4 “I must work the works of Him who sent Me while it is day; the night is coming when no one can work. John 9:4 (NKJV)
By Bro. John L. Cash
I’ve filled out paperwork with the Teachers’ Retirement System, and people have been asking me if I’m looking forward to retirement. I tell them I don’t think of it as “retiring”; I’m merely going to “draw my pension.”
First of all, it’s clear I don’t have enough money to retire to the beaches of Aruba for the rest of my life. I have a feeling I (like most people nowadays) will be employed at something or another to make a little money from here on out.
But in addition to that, I don’t think I’ll be retiring because I hardly ever see a Christian person who actually retires. Some people continue to work as they get older, and in the midst of it the Lord takes them home to be with Him. Others leave their jobs and then find themselves in various states of sickness and disability as they live out their senior years. And, something I’ve seen over and over is that people who are fortunate enough to retire in good health spend their days driving those who are less fortunate to doctors’ appointments! In real life, most retired couples don’t look like the ones starring in vitamin commercials.
I hope to rest and relax a little more in the next few months.

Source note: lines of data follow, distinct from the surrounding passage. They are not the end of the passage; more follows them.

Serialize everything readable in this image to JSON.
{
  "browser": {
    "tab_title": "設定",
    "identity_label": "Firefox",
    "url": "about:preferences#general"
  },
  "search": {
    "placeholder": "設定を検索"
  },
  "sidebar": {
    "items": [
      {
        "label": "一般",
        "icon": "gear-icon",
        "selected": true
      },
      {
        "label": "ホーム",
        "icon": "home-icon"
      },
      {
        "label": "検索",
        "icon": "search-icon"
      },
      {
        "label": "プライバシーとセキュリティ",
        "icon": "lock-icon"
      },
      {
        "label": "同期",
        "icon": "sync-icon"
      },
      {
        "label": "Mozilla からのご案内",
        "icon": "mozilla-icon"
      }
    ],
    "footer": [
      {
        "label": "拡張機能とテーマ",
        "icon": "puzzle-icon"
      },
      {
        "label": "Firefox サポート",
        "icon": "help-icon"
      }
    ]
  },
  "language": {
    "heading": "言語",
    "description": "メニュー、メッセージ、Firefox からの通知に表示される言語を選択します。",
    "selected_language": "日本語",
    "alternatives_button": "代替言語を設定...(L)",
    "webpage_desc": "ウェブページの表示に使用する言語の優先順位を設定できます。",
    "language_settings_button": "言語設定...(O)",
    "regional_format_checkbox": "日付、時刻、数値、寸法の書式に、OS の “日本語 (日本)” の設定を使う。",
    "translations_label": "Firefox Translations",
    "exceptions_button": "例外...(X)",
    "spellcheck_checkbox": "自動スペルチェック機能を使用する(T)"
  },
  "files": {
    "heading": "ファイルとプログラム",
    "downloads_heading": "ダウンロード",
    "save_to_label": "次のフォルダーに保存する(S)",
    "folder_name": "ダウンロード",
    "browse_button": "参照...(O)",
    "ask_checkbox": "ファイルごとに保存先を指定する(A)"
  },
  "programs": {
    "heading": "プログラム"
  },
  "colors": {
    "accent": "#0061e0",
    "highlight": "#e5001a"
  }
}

But I don’t think I’ll ever really retire — because I’m not sure if Christians are supposed to retire. St. Paul said “we are His workmanship, created in Christ Jesus for good works, which God prepared beforehand that we should walk in them.” (Ephesians 2:10) That means all human beings (including us) are a work of God. And the purpose for which God made us was to do work for Him.
My grandmother was a wonderful example of this — a pattern of life devoted to works of Christian service. She spent her days and years serving her Saviour and His followers by the daily humble labor of kitchen and home. When she was 93 years old, she called me and said, “John, if you’ll come home and see me, I’ll make you some chicken and dressing.” (Her recipe and skill were world-famous.) At Thanksgiving that year, my mother told me my grandmother had indeed made the chicken and dressing herself. In spite of suffering from compression fractures in her spine, my grandmother had done all of the planning and measuring and combining. My mom just had to help with some of the stirring and lifting.
I watched my grandmother work steadily, as much as she was able, until she finally passed away 3 days before her 95th birthday. She always told me, “John, it’s just like the old song says. ‘We’ll work ‘til Jesus comes and then be gathered home.”
So, that’s what we all need to plan to do — to work until Jesus comes. The more I think about it, I’m not sure we’ll even get to “retire” in Heaven because we’ll be happy to serve our God forever. Still, it’s good to know that at least we’ll be able to get a little rest when we get there.
Dr. John L. Cash is the “Country Preacher Dad.” He was raised in Stuttgart, Arkansas, and has spent the last 31 years being a country preacher in the piney woods five miles south of the little town of Hickory, Mississippi. (On week days has a desk-job at a public school, where he used to teach Latin on closed-circuit-television.) He and his lovely wife, Susan, live in the parsonage next door to the Antioch Christian Church (where the weather can’t decide if it is Summer or Winter.) Their kids include Spencer (age 25), his wife Madeline (age 25), and Seth (age 22), and his wife Leanne (age 21). You can send him a note at firstname.lastname@example.org.